HB 7049 GROUND PLAN CONTINUES for FPA Members Publishing Legal Notices
As you know, the new law, effective Jan. 1, 2023, allows counties or their designated entity to create and operate in place of newspaper notice a “publicly accessible website” to provide public notices and legal ads. If a county opts to set up such a site, other local government entities like municipalities and school boards can then use that site to post their own notices. As you can see, under the bill, the counties will be the central focus of any new website.
We have heard that at least three counties (Broward, Polk, and Citrus) have met or are planning to meet soon to discuss the possibility of implementing the website-only option.
The Citrus County Commission held a meeting on August 30 to determine whether to proceed to a public hearing on whether to go this route. During the hearing, the Clerk of Court (who would be handling the website for the county) gave a presentation, with a focus on the relative costs of using website-only versus newspaper notices. There seemed to be some confusion about the actual costs to the county, the newspaper audience, what notices would be published website-only, and the first-class mailing requirement. The local newspaper provided input along with citizens and FPA reps. After some discussion, the commission voted to move forward to a public hearing on Oct. 18. Please contact John Murphy at the Chronicle for any further information on what occurred at the meeting and plans moving forward.
Polk County Commissioners held a workshop in August to discuss the issue and staff is currently looking into the option so the county can meet further over the next couple of months.
Broward County is looking at the new option and has reached out to the Sun-Sentinel about the possibility of the paper being the designated website.
In light of the above activity, to assist coordinating a state-wide approach, we ask that each member remain vigilant about any new developments or meetings by your local governments (especially your county or counties) regarding the website-only option. In particular, keep your lines of communications open with your county contacts and inform them proactively about the downsides of website-only notice. If a meeting is scheduled on the issue, the local newspaper will be responsible for reaching out to individual commissioners and staff to educate them and discourage any vote in favor of such option.
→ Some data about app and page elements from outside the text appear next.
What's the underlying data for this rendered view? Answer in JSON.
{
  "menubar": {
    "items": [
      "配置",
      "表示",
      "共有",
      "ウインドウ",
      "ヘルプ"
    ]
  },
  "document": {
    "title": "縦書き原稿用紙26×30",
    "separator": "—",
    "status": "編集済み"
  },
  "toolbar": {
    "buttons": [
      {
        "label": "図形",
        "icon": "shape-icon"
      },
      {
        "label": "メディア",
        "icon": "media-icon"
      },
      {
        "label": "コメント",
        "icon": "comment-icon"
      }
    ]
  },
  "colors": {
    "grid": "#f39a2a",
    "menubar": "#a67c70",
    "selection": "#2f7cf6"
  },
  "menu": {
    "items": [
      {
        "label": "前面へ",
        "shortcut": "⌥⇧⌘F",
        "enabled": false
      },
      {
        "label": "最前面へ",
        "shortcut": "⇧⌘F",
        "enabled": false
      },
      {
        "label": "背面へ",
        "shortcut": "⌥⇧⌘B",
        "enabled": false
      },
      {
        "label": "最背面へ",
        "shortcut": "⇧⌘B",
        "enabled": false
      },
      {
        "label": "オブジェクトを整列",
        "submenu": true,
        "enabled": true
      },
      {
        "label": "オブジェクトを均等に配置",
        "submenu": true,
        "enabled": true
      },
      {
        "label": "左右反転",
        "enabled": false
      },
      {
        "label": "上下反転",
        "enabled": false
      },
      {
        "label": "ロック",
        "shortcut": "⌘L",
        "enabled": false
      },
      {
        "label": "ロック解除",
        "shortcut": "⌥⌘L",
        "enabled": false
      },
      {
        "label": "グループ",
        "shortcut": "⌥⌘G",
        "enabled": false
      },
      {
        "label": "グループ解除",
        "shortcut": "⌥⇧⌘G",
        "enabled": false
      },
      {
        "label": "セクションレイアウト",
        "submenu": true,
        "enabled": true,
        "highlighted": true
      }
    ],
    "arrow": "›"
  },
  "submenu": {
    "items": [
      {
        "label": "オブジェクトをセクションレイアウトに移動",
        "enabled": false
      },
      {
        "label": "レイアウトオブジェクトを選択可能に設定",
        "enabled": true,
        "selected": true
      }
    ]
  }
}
Please let FPA know what is happening in your county.
Here are some resources we will continue to expand on:
• A spreadsheet that connects most of Florida’s 67 counties with the newspaper publisher/editor/ad director in that readership area and noting any new development. We are asking that each newspaper representative listed on the spreadsheet (or a person assigned by you) to engage with county staff, as indicated above.
• Talk Tracks/Points: To help you make your points, the latest FPA Q and A’s can help. They describe the costs that website-only would entail including new staff (FTE’s), mailing expense, and technology. Further, the county will face additional potential liability for running the notices as well as community push-back where notices are missed or inaccurate. Many counties will include substantial community sectors that will not look for these notices online or to navigate the county websites to find them. These points are made in more detail on pp. 5 and 7-8 of the Q and As.
• See also a 1) breakdown by Alex Lutz of time/costs newspapers expend placing the notices; 2) FPA testimony used at the Citrus County hearing; and 3) talk track that we used during the legislative hearings on the issue with information relating to internet usage by Florida citizens and the 2020 Mason Dixon poll regarding public notices in newspapers.
FPA is looking at partnering/hiring with a university or consultant to provide an estimate of costs related to first-class mailing, which is required by the bill.
We appreciate your help on this important project. Together we can work to get our grassroots message out to county officials.